Update: An outbreak has been declared at Bonnyville Health Centre on Tuesday as listed on the province’s webpage of outbreaks. More to follow.
There are no active cases of COVID-19 among residents and staff of Extendicare Bonnyville, according to Alberta Health.
As of Monday, there had been 62 total cases among residents and staff with zero active, 54 recovered and eight deaths reported during the outbreak at the Bonnyville long-term care home.
This information is accurate as of yesterday afternoon, which does not rule out the possibility of more positive tests in the future.
Sherene Khaw, a spokesperson for the Alberta government, detailed the steps necessary before Extendicare Bonnyville could move out of an outbreak designation.
“An outbreak can be declared over 14 days after isolation is completed in the last reported case. This means 28 days or about a month,” said Khaw in an emailed statement.
“Please note – an outbreak must always be declared over by AHS Public Health – it is never automatic. Public Health will carefully assess the case onset dates as provided by the facility, and confirm with them the onset date in the last case (whether resident or staff).”
According to the province’s virus data map, active cases are starting to fall in Smoky Lake County, the municipality that’s seen a spike in COVID cases over the past two weeks.
Zero new cases were added on Tuesday and 20 more are deemed as recovered, leaving 88 active cases in Smoky Lake County.
In Goodfish Lake where an outbreak has been declared, there are 57 active cases of the virus as of a Monday update.
Elsewhere, two cases were identified in the County of St. Paul where there are 45 active cases of the virus.
One new case has been added within the M.D. of Bonnyville for 24 active cases. Kehewin Communications posted an update on Monday evening saying there are 18 active cases with two in hospital with the virus. Kinokamāsihk Kiskinohamatikamik will be closed for in-person classes until next Monday.
There is 13 active cases within both the City of Cold Lake and Lac La Biche County.

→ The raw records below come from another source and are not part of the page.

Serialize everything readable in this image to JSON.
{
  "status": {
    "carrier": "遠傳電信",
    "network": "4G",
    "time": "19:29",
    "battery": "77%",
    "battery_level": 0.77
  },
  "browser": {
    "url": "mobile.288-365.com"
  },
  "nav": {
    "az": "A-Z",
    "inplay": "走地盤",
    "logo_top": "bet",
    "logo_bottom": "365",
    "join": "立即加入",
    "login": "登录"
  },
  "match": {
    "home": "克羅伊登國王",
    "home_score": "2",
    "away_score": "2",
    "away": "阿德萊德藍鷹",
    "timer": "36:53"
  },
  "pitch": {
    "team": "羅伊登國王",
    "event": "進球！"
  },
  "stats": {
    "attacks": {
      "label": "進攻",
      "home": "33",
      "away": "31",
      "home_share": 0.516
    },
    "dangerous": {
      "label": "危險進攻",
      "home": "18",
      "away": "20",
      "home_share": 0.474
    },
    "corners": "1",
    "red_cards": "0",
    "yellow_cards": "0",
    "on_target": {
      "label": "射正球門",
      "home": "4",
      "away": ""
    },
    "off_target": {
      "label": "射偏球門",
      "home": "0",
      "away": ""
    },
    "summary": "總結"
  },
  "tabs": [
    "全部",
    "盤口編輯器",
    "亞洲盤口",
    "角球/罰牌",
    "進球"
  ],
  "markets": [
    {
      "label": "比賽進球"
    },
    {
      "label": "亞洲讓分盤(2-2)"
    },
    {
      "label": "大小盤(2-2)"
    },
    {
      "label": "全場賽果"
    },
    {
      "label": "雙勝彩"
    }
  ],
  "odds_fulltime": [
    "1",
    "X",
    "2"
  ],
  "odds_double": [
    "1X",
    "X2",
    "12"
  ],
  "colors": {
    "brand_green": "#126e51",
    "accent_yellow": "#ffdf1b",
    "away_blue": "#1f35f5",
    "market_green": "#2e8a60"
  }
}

Three cases are active in the County of Vermilion River and two are active in the County of Two Hills.
Over the last 24 hours, 255 new cases have been identified in Alberta after completing roughly 5,400 tests. The provincial positivity rate is 4.6 per cent.
There are 263 people in hospital, including 37 of those in ICUs. Six new deaths were reported to Alberta Health over the past 24 hours.

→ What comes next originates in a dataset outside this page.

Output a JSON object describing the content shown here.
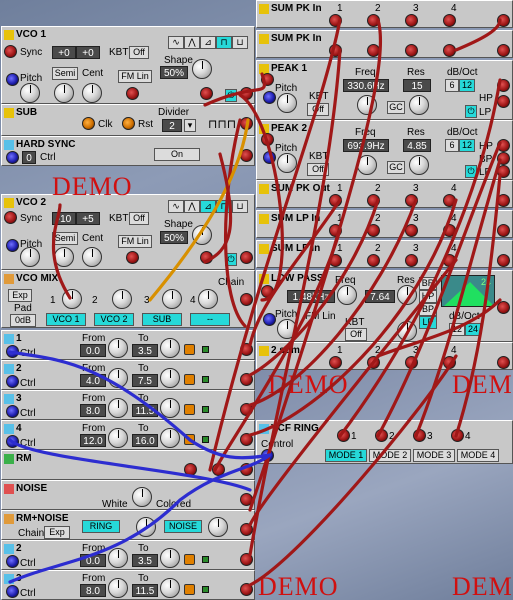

Eligible Albertans can start making appointments for the AstraZeneca COVID-19 vaccine on Wednesday. That means Albertans aged 50 to 64 years old, as well as First Nations, Metis, and Inuit people 35 to 49 years old, who do not have a severe chronic illness, can call 811 or make appointments through the province’s online portal.
The government said evidence suggests the AstraZeneca vaccine is effective at preventing serious illness and death in those under 65 but has not been widely studied in older age groups.
Bookings for AstraZeneca will start on March 10 with individuals born in 1957. If supply exists, Albertans born in 1958 to 1971 will be offered a chance to book in the following days, rolling one year at a time.
The Alberta government said AstraZeneca has been shown to reduce infection by 60 to 70 per cent, and severe outcomes like hospitalization by 80 per cent.